Labor the Point
While the biggest debate is whether the economy is already in recession, we do not believe broad economic activity is consistent with a downturn yet.
We still expect the economy to slip into a mild recession by the beginning of next year as aggressive Fed tightening is required to tame persistently high inflation.
The strongest argument against the economy currently being in a recession continues to be the strength of the labor market. Employers continue to hire at a robust pace, adding 1.2 million jobs in the second quarter and over half a million jobs in July alone. It’s tough to square these robust hiring figures with an economy in recession.

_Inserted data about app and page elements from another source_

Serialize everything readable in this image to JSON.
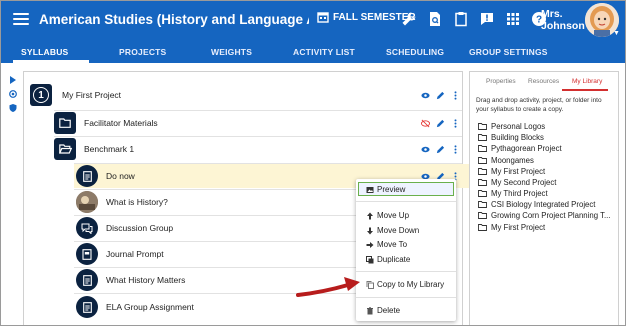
{
  "header": {
    "title": "American Studies (History and Language Arts) - E...",
    "semester": "FALL SEMESTER",
    "user_first": "Mrs.",
    "user_last": "Johnson"
  },
  "tabs": [
    "SYLLABUS",
    "PROJECTS",
    "WEIGHTS",
    "ACTIVITY LIST",
    "SCHEDULING",
    "GROUP SETTINGS"
  ],
  "tree": {
    "project_number": "1",
    "project_title": "My First Project",
    "folders": [
      "Facilitator Materials",
      "Benchmark 1"
    ],
    "activities": [
      "Do now",
      "What is History?",
      "Discussion Group",
      "Journal Prompt",
      "What History Matters",
      "ELA Group Assignment"
    ]
  },
  "context_menu": {
    "items": [
      "Preview",
      "Move Up",
      "Move Down",
      "Move To",
      "Duplicate",
      "Copy to My Library",
      "Delete"
    ]
  },
  "right_panel": {
    "tabs": [
      "Properties",
      "Resources",
      "My Library"
    ],
    "description": "Drag and drop activity, project, or folder into your syllabus to create a copy.",
    "items": [
      "Personal Logos",
      "Building Blocks",
      "Pythagorean Project",
      "Moongames",
      "My First Project",
      "My Second Project",
      "My Third Project",
      "CSI Biology Integrated Project",
      "Growing Corn Project Planning T...",
      "My First Project"
    ]
  },
  "colors": {
    "header_blue": "#1565c0",
    "icon_navy": "#0b2240",
    "row_highlight": "#fdf5d4",
    "arrow_red": "#c62828",
    "action_blue": "#1565c0"
  }
}
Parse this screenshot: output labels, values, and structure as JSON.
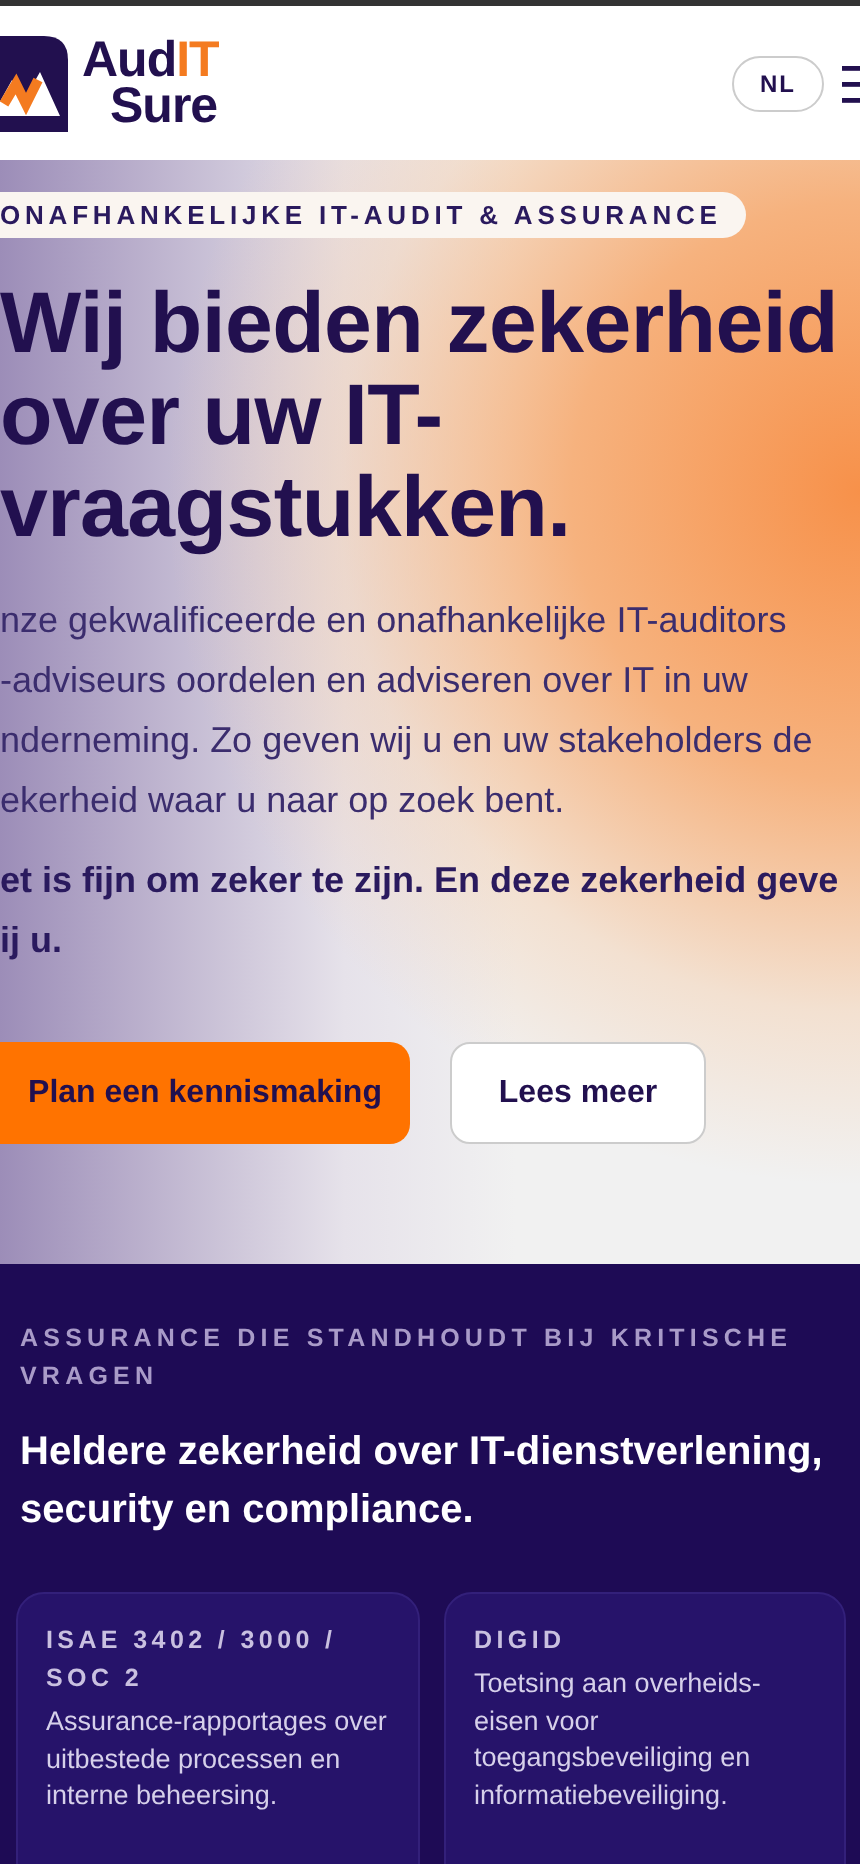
{
  "header": {
    "logo": {
      "part1": "Aud",
      "part2": "IT",
      "line2": "Sure"
    },
    "language": "NL"
  },
  "hero": {
    "tag": "ONAFHANKELIJKE IT-AUDIT & ASSURANCE",
    "heading_lines": [
      "Wij bieden zekerheid",
      "over uw IT-",
      "vraagstukken."
    ],
    "paragraph_lines": [
      "nze gekwalificeerde en onafhankelijke IT-auditors",
      "-adviseurs oordelen en adviseren over IT in uw",
      "nderneming. Zo geven wij u en uw stakeholders de",
      "ekerheid waar u naar op zoek bent."
    ],
    "bold_lines": [
      "et is fijn om zeker te zijn. En deze zekerheid geve",
      "ij u."
    ],
    "buttons": [
      {
        "label": "Plan een kennismaking",
        "kind": "primary"
      },
      {
        "label": "Lees meer",
        "kind": "secondary"
      }
    ]
  },
  "section": {
    "eyebrow": "ASSURANCE DIE STANDHOUDT BIJ KRITISCHE VRAGEN",
    "title": "Heldere zekerheid over IT-dienstverlening, security en compliance.",
    "cards": [
      {
        "title": "ISAE 3402 / 3000 / SOC 2",
        "text": "Assurance-rapportages over uitbestede processen en interne beheersing."
      },
      {
        "title": "DIGID",
        "text": "Toetsing aan overheids-eisen voor toegangsbeveiliging en informatiebeveiliging."
      }
    ]
  }
}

Admittedly, the labor market is showing initial signs of cooling outside the official hiring data. There is also mounting evidence of an economic slowdown, with one-off volatile factors unable to fully explain away the second quarter contraction in GDP growth.
The lone bright spot in an otherwise dreary Q2 GDP report was the 1.0% annualized advance in personal consumption expenditures. Households continue to stretch their wallets by putting off saving to fund consumption in the face of persistently high inflation. The staying power of consumers may soon run out, however.
The slower-than-expected inflation data for July signaled some reprieve in price pressures. While it’s too soon to say if the peak is in for inflation, the July data take some pressure off the Fed and open the door for potentially less aggressive tightening.
We still expect the FOMC will opt to raise the fed funds rate 75 bps at its next policy meeting in September. But there is quite a bit of data to be released before the Fed’s next action, and if we get another soft CPI reading for August, the FOMC may instead move forward with a less aggressive hike of 50 bps in September.
There are still signs that the descent in inflation may be slow, and we believe the Fed will err on the side of caution when it comes to inflation and not take its foot off the pedal until it sees compelling evidence that it is slowing on a sustained basis.